It was a characteristically chilly December day, but Democracy Prep Charter High senior, Kevin L. wasn’t going to let the weather get in the way of his mission.
Holding his handmade poster board tightly, and ignoring the cold wind that whipped his locks around his face, he stood quietly in front of the Adam Clayton Powell Jr. government building on 125th Street in West Harlem.
Twenty of his classmates laid silently on the on the ground in a circle around him, also clutching poster boards filled with grim statistics and demands for justice.
An hour earlier, the scholars had been inside of a warm classroom at DPCH, creating signs, discussing court cases in the news, and hyping each other up to participate in a march around the West side of Harlem in a show of solidarity with the Black Lives Matter movement.
The march was also a part of Kevin’s Change The World project. Each year Democracy Prep seniors are required to develop a capstone project that has a community engagement component.
“Since the surge in police brutality crimes has come to light, I’ve wanted to find out more about how we can effectively teach people about their rights and how to handle interactions with the police, “ Kevin said. “I went to one of the Black Lives Matter marches, and I was inspired to conduct a march as part of my project.”
The first stop on the march was the local police station on 135th between 7th and 8th Avenues. As they rounded the corner of 135th Street, the scholars grew silent, glancing at each other nervously, before following the signal to lie down in front of the building.

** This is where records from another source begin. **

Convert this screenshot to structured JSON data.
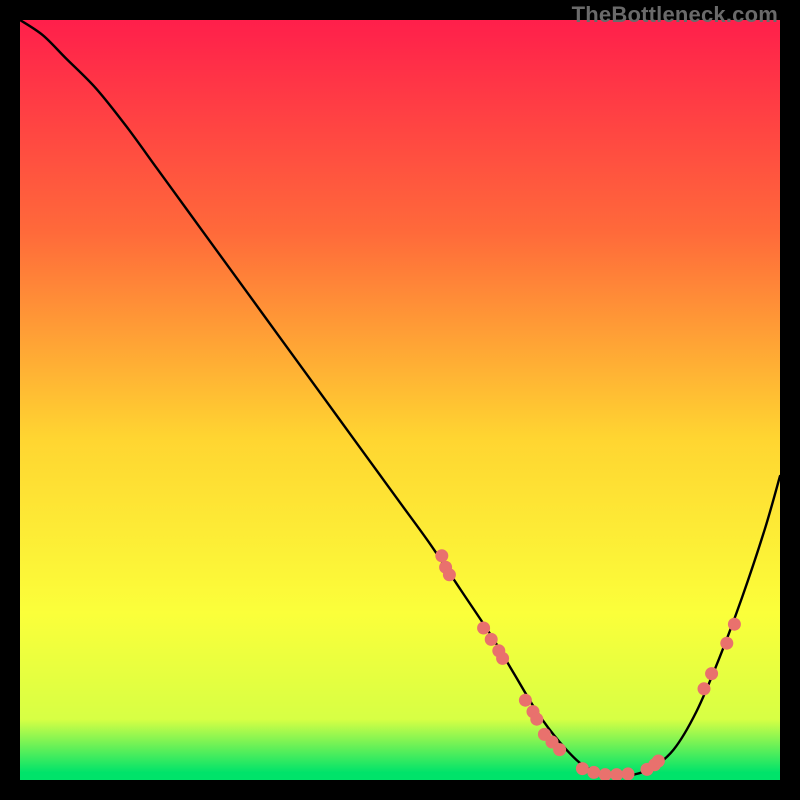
{
  "watermark": "TheBottleneck.com",
  "colors": {
    "gradient_top": "#ff1f4b",
    "gradient_mid_upper": "#ff6a3a",
    "gradient_mid": "#ffd531",
    "gradient_mid_lower": "#fbff3a",
    "gradient_lower": "#d7ff44",
    "gradient_bottom": "#00e36a",
    "curve": "#000000",
    "marker": "#e9716d",
    "frame_bg": "#000000"
  },
  "chart_data": {
    "type": "line",
    "title": "",
    "xlabel": "",
    "ylabel": "",
    "xlim": [
      0,
      100
    ],
    "ylim": [
      0,
      100
    ],
    "grid": false,
    "legend": false,
    "series": [
      {
        "name": "bottleneck-curve",
        "x": [
          0,
          3,
          6,
          10,
          14,
          18,
          22,
          26,
          30,
          34,
          38,
          42,
          46,
          50,
          54,
          58,
          62,
          65,
          68,
          71,
          74,
          77,
          80,
          83,
          86,
          89,
          92,
          95,
          98,
          100
        ],
        "y": [
          100,
          98,
          95,
          91,
          86,
          80.5,
          75,
          69.5,
          64,
          58.5,
          53,
          47.5,
          42,
          36.5,
          31,
          25,
          19,
          14,
          9,
          5,
          2,
          0.8,
          0.6,
          1.5,
          4,
          9,
          16,
          24,
          33,
          40
        ]
      }
    ],
    "markers": {
      "name": "highlighted-points",
      "points": [
        {
          "x": 55.5,
          "y": 29.5
        },
        {
          "x": 56.0,
          "y": 28.0
        },
        {
          "x": 56.5,
          "y": 27.0
        },
        {
          "x": 61.0,
          "y": 20.0
        },
        {
          "x": 62.0,
          "y": 18.5
        },
        {
          "x": 63.0,
          "y": 17.0
        },
        {
          "x": 63.5,
          "y": 16.0
        },
        {
          "x": 66.5,
          "y": 10.5
        },
        {
          "x": 67.5,
          "y": 9.0
        },
        {
          "x": 68.0,
          "y": 8.0
        },
        {
          "x": 69.0,
          "y": 6.0
        },
        {
          "x": 70.0,
          "y": 5.0
        },
        {
          "x": 71.0,
          "y": 4.0
        },
        {
          "x": 74.0,
          "y": 1.5
        },
        {
          "x": 75.5,
          "y": 1.0
        },
        {
          "x": 77.0,
          "y": 0.7
        },
        {
          "x": 78.5,
          "y": 0.7
        },
        {
          "x": 80.0,
          "y": 0.8
        },
        {
          "x": 82.5,
          "y": 1.4
        },
        {
          "x": 83.5,
          "y": 2.0
        },
        {
          "x": 84.0,
          "y": 2.5
        },
        {
          "x": 90.0,
          "y": 12.0
        },
        {
          "x": 91.0,
          "y": 14.0
        },
        {
          "x": 93.0,
          "y": 18.0
        },
        {
          "x": 94.0,
          "y": 20.5
        }
      ]
    }
  }
}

“To be honest I was scared,” Kevin said. “When we were in front of the police station, there was a bunch of a police officers staring at us. It was intimidating.”
“As they laid down in silence staring up at the sky in the blistering cold, I thought that they were sending a message not only to police, but to the greater Harlem community,” says DPCH math teacher, and Kevin’s CTW mentor, Chandell Stone.
Next, the group made their way to the corner of 125th Street and Adam Clayton Blvd, passing by the granite statue of the famed politician before taking their spot in the center of the concrete courtyard.
Passersby shouted words of encouragement and stopped to read the signs, but the black tape covering his mouth prevented him from responding as Harlem residents walked by and shouted out chants of encouragement.
“Having people stop to look, reading signs, and shouting out chants made me even more motivated,” Kevin said.
On the march back, the black tape now removed from their mouths, the scholars shouted out the words to the call and response chants that have come to be the soundtrack of the Black Lives Matter movement:
“What do we want?”
“When do we want it?”
Once back in the building, the scholar’s’ energy remained high. They chatted about the experience and talked about how empowering it felt to have their voices heard. Kevin says he was overwhelmed by their support and dedication to the mission.
“It felt good,” he says. “Everyone was there to support me, and because they had a drive to bring awareness to an issue that we really care about.”
This story is part of a two-part series documenting the efforts of scholars at Democracy Prep Charter High to contribute their voices to the Black Lives Matter movement. Check out part two here